The protagonist, Rachel, grabbed me immediately. Not only was she a superb vocalist, she reminded me in so many ways of my own daughter, also named Rachelle, and who is also a superb vocalist (mezzo soprano, though, instead of Rachel's coloratura soprano). As soon as I finished the book, I sent a recommendation off to my Rachelle, hoping she'd read it and enjoy it as much as I did.

The religious references intrigued me (and sometimes made me laugh - did anyone else think that the name of Semorrah was a mashed-up condensation of Sodom and Gemorrah?) and the musical elements fascinated me. I play piano, attempt to sing (not as well trained as my daughter, so I gave it up as a lost cause at this point in my life) and I know basic music theory. My husband has years of training (jazz trumpet and guitar), composes music and has perfect relative pitch; all of which he passed on to our daughter.

On the question of whether this novel is science fiction or fantasy, I leaned towards the former early on. Once introduced to the oracle Josiah in Archangel, I began to believe I was reading a science fiction story (perhaps along the lines of Pern?). But the rest of the novel revealed little beyond that scene with the Oracle. Another clue could also be derived from the 'smallness' of their 'planet' in area and scope.

I interpreted the singing as magical. The story is mostly a romance, which I normally avoid like the plague, but in this case it worked well.

I have not decided yet if I will continue this series. I'll have to research my friends' reviews of it and see if it gets better or if this installment is as good as it gets.

 All in all, I really enjoyed Archangel, even if it seemed to be a romance masquerading as a fantasy with hints of science fiction sprinkled throughout.

 View all my reviews

Friday, March 16, 2012

Remembering Roxy: Circling the Wagons

Roxy with one of her indestructible ring toys (May 2007)
I have many great memories of Roxy to share. I hope most of them make you smile. Some of them may even make you laugh out loud. All of them will be bittersweet for me, but still precious. So, I plan to share them with you on a weekly basis, probably on Fridays, as I will have the hardest time getting through a weekend without Roxy to cheer me up.

I dreaded walking up the fronts steps these last five days.
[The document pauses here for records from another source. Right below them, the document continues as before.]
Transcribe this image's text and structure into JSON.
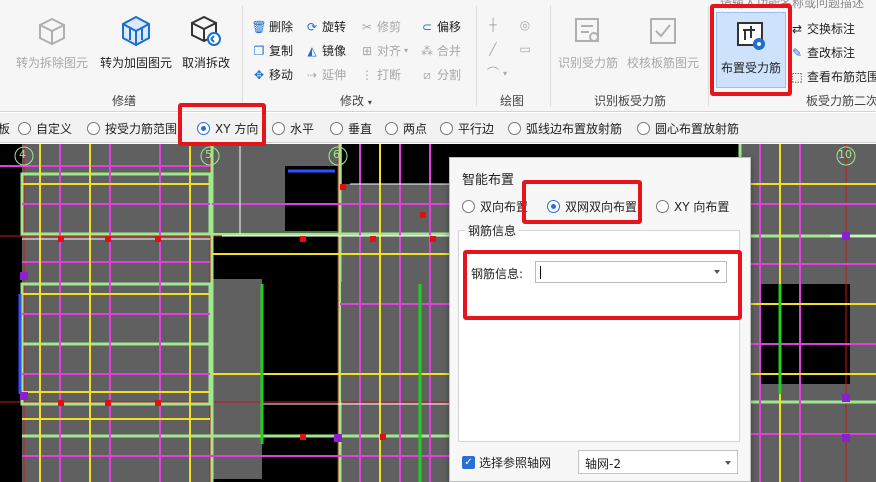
{
  "ribbon": {
    "search_hint": "请输入功能名称或问题描述",
    "group_edit": {
      "label": "修缮",
      "buttons": [
        {
          "label": "转为拆除图元",
          "icon": "cube-split-icon",
          "enabled": false
        },
        {
          "label": "转为加固图元",
          "icon": "cube-reinforce-icon",
          "enabled": true
        },
        {
          "label": "取消拆改",
          "icon": "cube-undo-icon",
          "enabled": true
        }
      ]
    },
    "group_modify": {
      "label": "修改",
      "items": [
        {
          "label": "删除",
          "icon": "trash-icon",
          "enabled": true
        },
        {
          "label": "旋转",
          "icon": "rotate-icon",
          "enabled": true
        },
        {
          "label": "修剪",
          "icon": "trim-icon",
          "enabled": false
        },
        {
          "label": "偏移",
          "icon": "offset-icon",
          "enabled": true
        },
        {
          "label": "复制",
          "icon": "copy-icon",
          "enabled": true
        },
        {
          "label": "镜像",
          "icon": "mirror-icon",
          "enabled": true
        },
        {
          "label": "对齐",
          "icon": "align-icon",
          "enabled": false
        },
        {
          "label": "合并",
          "icon": "merge-icon",
          "enabled": false
        },
        {
          "label": "移动",
          "icon": "move-icon",
          "enabled": true
        },
        {
          "label": "延伸",
          "icon": "extend-icon",
          "enabled": false
        },
        {
          "label": "打断",
          "icon": "break-icon",
          "enabled": false
        },
        {
          "label": "分割",
          "icon": "split-icon",
          "enabled": false
        }
      ]
    },
    "group_draw": {
      "label": "绘图"
    },
    "group_identify": {
      "label": "识别板受力筋",
      "buttons": [
        {
          "label": "识别受力筋",
          "icon": "identify-rebar-icon",
          "enabled": false
        },
        {
          "label": "校核板筋图元",
          "icon": "check-rebar-icon",
          "enabled": false
        }
      ]
    },
    "group_rebar": {
      "label": "板受力筋二次",
      "main_button": {
        "label": "布置受力筋",
        "icon": "place-rebar-icon"
      },
      "items": [
        {
          "label": "交换标注",
          "icon": "swap-label-icon"
        },
        {
          "label": "查改标注",
          "icon": "edit-label-icon"
        },
        {
          "label": "查看布筋范围",
          "icon": "view-range-icon"
        }
      ]
    }
  },
  "options": [
    {
      "label": "板",
      "selected": false,
      "has_radio": false
    },
    {
      "label": "自定义",
      "selected": false,
      "has_radio": true
    },
    {
      "label": "按受力筋范围",
      "selected": false,
      "has_radio": true
    },
    {
      "label": "XY 方向",
      "selected": true,
      "has_radio": true
    },
    {
      "label": "水平",
      "selected": false,
      "has_radio": true
    },
    {
      "label": "垂直",
      "selected": false,
      "has_radio": true
    },
    {
      "label": "两点",
      "selected": false,
      "has_radio": true
    },
    {
      "label": "平行边",
      "selected": false,
      "has_radio": true
    },
    {
      "label": "弧线边布置放射筋",
      "selected": false,
      "has_radio": true
    },
    {
      "label": "圆心布置放射筋",
      "selected": false,
      "has_radio": true
    }
  ],
  "canvas": {
    "axis_labels": [
      "4",
      "5",
      "6",
      "10"
    ]
  },
  "dialog": {
    "title": "智能布置",
    "layout_modes": [
      {
        "label": "双向布置",
        "selected": false
      },
      {
        "label": "双网双向布置",
        "selected": true
      },
      {
        "label": "XY 向布置",
        "selected": false
      }
    ],
    "group_title": "钢筋信息",
    "rebar_info_label": "钢筋信息:",
    "rebar_info_value": "",
    "ref_grid_checkbox_label": "选择参照轴网",
    "ref_grid_checked": true,
    "ref_grid_value": "轴网-2"
  },
  "colors": {
    "highlight_red": "#e8141b",
    "accent_blue": "#2b6fd6",
    "canvas_bg": "#000000"
  }
}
Apollo met me at the door, but his tail didn't thump-thump-thump against the dividing rail between the entryway and the dining area. He wagged his tail at the sight of me, but he wasn't crowded out of the way by Roxy. She usually stood front and center, eagerly gripping her ring toy in her mouth, dancing back and forth in front of Apollo. I usually had to order them both to back up so I could squeeze through the screen door.
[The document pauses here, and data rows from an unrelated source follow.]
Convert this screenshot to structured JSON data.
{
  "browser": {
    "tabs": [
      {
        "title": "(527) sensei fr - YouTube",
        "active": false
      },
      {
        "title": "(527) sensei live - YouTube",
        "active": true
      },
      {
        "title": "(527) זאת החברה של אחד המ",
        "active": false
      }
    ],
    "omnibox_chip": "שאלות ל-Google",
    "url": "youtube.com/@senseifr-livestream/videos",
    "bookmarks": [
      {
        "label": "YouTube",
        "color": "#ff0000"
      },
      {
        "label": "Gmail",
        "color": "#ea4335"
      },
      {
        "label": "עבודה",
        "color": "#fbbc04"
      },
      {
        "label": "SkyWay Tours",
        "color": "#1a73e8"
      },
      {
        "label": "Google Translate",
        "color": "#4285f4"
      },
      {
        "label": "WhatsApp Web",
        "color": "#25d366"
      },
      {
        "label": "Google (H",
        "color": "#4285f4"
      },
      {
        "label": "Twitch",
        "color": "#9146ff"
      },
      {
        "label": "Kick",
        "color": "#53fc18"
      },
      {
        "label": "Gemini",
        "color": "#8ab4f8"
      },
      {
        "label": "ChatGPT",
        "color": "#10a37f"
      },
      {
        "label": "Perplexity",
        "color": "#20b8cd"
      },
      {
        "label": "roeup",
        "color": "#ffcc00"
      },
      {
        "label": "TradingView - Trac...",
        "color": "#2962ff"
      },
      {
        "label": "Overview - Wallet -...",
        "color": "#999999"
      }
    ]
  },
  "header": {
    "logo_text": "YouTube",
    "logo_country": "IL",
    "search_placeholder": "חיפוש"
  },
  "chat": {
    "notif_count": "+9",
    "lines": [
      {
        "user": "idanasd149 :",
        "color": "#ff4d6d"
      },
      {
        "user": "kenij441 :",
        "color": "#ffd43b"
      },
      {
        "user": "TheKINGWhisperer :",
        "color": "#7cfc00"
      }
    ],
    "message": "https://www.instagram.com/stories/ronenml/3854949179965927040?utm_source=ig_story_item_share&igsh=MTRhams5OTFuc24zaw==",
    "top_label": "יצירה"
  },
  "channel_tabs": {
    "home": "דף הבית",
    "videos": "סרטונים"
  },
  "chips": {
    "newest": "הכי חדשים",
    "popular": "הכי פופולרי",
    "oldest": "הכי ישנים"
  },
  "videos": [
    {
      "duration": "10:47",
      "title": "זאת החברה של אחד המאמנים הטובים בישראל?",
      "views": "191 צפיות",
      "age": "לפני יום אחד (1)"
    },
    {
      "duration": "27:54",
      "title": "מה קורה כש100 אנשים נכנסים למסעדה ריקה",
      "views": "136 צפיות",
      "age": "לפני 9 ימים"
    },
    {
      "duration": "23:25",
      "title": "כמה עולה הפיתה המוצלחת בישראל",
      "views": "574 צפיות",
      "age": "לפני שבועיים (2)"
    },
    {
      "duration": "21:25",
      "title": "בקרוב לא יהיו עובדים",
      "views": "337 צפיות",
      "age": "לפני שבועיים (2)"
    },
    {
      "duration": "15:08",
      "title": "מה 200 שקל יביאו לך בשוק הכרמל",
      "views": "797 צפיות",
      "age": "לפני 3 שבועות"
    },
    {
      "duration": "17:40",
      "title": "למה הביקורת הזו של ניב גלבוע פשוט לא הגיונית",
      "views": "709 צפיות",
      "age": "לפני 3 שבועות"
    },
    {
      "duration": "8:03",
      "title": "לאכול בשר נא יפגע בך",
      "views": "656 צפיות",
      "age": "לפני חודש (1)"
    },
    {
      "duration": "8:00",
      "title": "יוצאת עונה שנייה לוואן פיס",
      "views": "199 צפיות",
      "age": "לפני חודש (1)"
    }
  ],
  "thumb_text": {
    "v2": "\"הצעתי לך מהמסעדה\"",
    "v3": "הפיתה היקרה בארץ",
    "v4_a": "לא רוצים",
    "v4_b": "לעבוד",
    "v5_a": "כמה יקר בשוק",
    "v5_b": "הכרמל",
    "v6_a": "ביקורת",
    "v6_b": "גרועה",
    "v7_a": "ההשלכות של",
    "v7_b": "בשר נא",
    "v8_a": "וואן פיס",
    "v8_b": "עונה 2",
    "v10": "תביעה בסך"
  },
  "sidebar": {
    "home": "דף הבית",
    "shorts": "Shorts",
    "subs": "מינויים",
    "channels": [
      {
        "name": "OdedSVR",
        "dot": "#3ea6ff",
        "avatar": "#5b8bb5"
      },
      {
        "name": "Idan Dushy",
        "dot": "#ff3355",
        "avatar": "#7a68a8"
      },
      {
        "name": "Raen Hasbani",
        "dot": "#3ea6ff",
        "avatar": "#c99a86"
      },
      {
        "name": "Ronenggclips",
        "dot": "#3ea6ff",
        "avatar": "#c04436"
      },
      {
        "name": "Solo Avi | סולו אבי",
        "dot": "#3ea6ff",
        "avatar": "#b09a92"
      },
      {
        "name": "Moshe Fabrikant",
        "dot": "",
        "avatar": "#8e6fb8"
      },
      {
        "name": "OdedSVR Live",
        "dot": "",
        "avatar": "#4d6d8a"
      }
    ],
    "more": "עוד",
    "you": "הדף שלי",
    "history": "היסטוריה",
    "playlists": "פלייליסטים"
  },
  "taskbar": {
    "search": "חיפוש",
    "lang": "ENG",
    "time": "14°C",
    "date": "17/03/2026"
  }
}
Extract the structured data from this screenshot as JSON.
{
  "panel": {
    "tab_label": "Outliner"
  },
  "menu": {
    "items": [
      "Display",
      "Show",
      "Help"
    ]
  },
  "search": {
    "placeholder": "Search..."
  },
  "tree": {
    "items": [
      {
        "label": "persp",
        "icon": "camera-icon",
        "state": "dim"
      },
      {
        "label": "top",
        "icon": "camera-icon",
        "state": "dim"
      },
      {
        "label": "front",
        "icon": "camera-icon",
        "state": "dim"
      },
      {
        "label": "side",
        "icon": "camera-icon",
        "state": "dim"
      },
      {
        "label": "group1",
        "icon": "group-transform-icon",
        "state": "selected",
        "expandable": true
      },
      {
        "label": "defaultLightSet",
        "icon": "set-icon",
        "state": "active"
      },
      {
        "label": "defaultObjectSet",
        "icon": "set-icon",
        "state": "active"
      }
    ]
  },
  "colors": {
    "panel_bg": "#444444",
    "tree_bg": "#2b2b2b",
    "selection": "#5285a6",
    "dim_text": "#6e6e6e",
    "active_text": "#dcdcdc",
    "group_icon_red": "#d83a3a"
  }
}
I would carefully thread the needle of swirling Rottweilers and unburden myself of my purse and laptop case in the great room. Once my hands were free, I could pet each of them, although Roxy would continually circle around me in an effort to head Apollo off from getting too much attention.

If I decided to sit down, Roxy would either approach me and plop herself down on my feet, facing away from me, or continue circling the great room with her ring toy. We affectionately called this parading around 'circling the wagons.' Sometimes Apollo would stealthily attempt to snatch the toy from her jaws and then the fun really began.
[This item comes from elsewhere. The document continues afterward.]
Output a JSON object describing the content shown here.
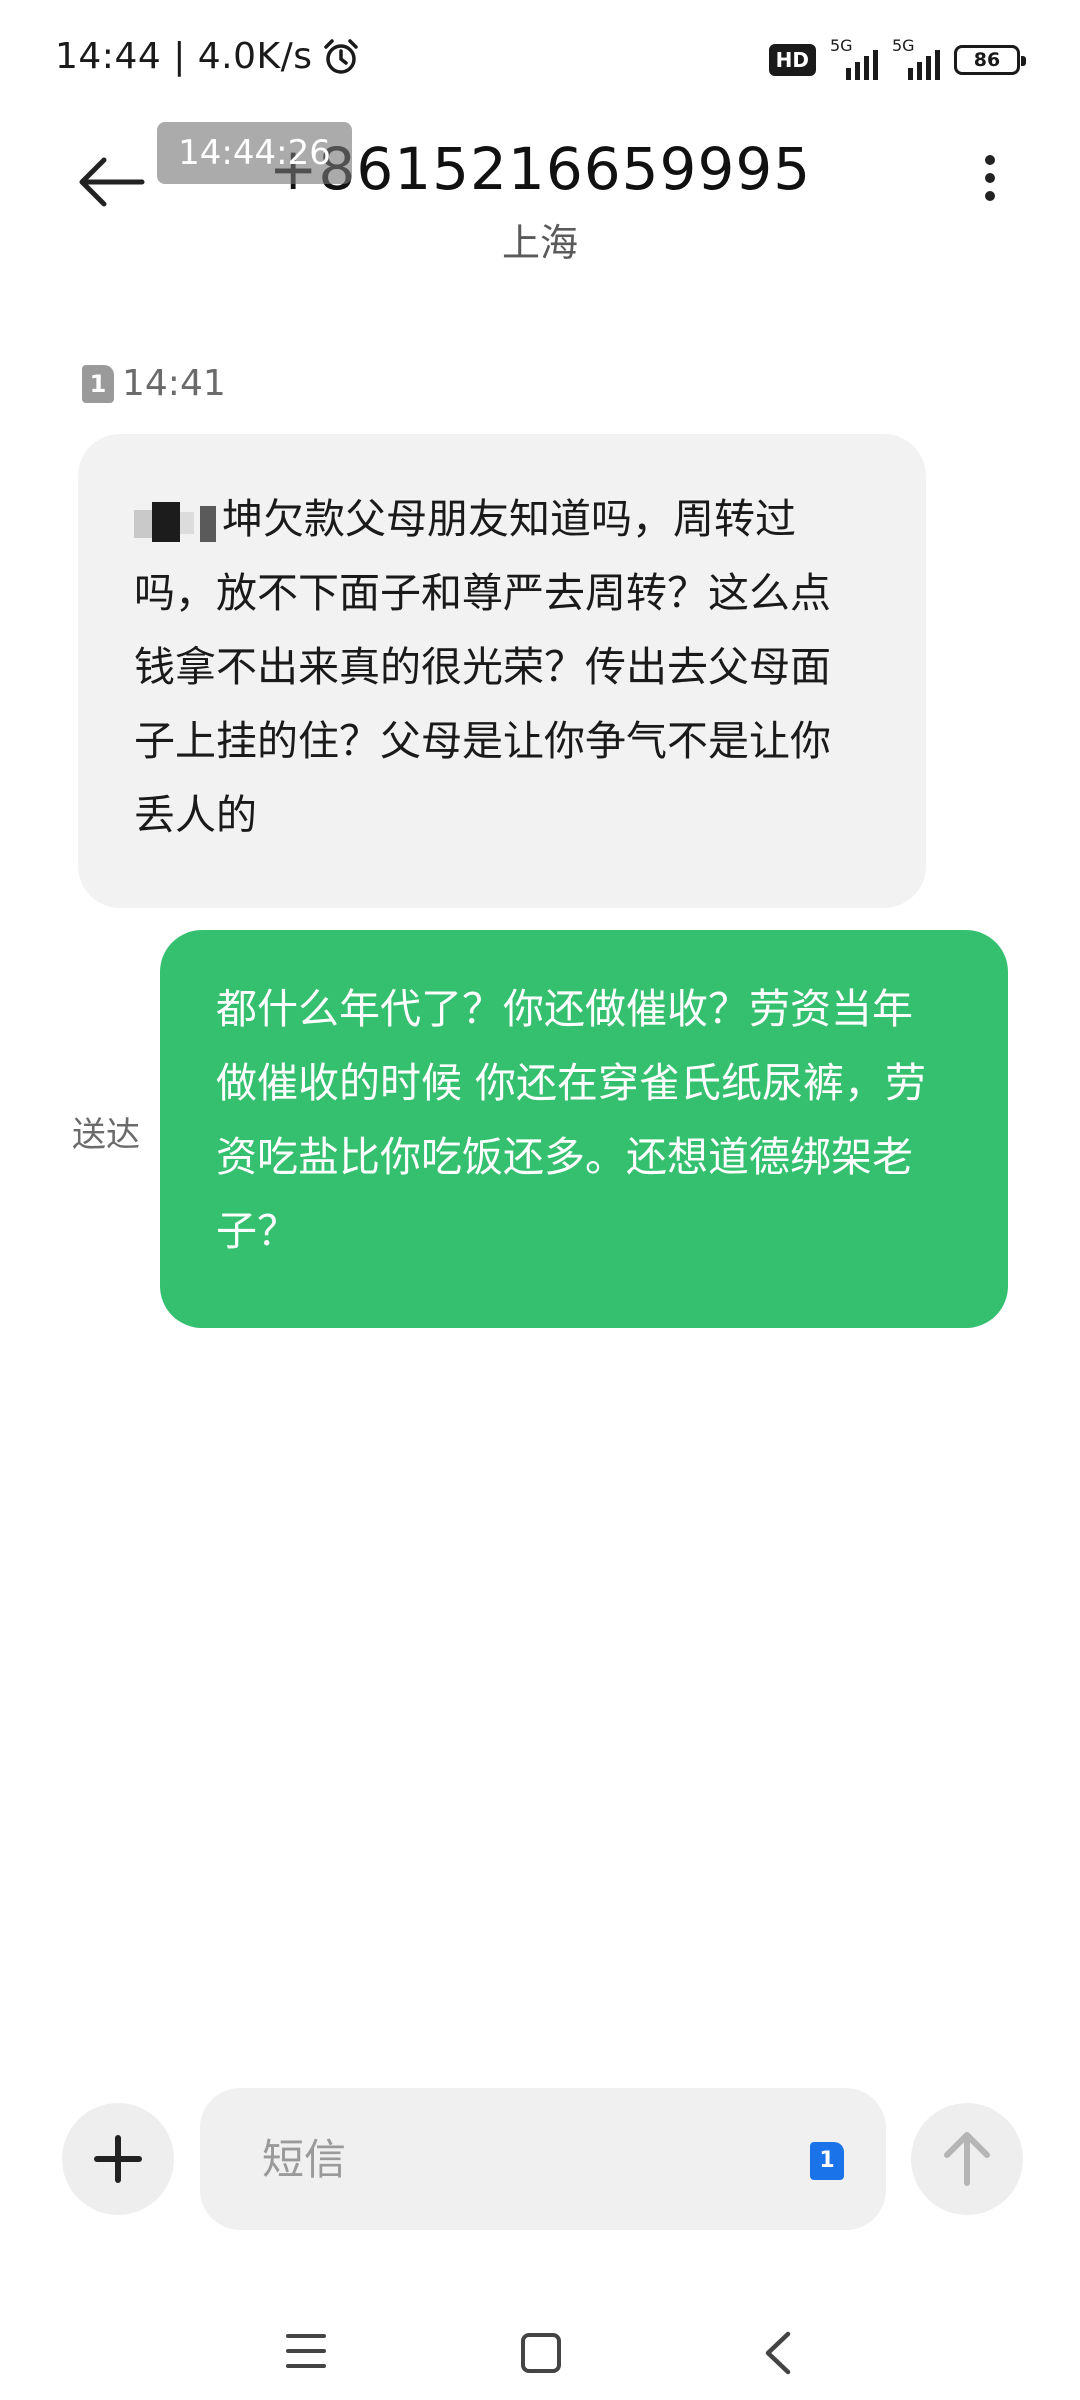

Roxy, being the nearly full blooded Rottweiler, could easily keep Apollo, the half-breed, from her toy. Her jaw strength and stubbornness exceeded his. But Apollo never played fair and used stealth and guile to trick Roxy into dropping it. Sometimes, he would even go so far as to lay on the ring toy, which drove Roxy into a fit of apoplexy. Eventually she would start circling him faster and faster and even go so far as to bark repeatedly at him. Unless Terry or I told Apollo to get up, he would ignore Roxy's tantrum.

Roxy's ring toys sit idle in the great room. I've tried a couple of times this week, as has Terry, to get Apollo to play catch and fetch, but Apollo only made half-hearted attempts. Apollo would much prefer to play tug-of-war with Roxy. He still doesn't understand why she's gone. If only I spoke better dog, then I might be able to tell him what happened. Perhaps it's a blessing for him that I can't.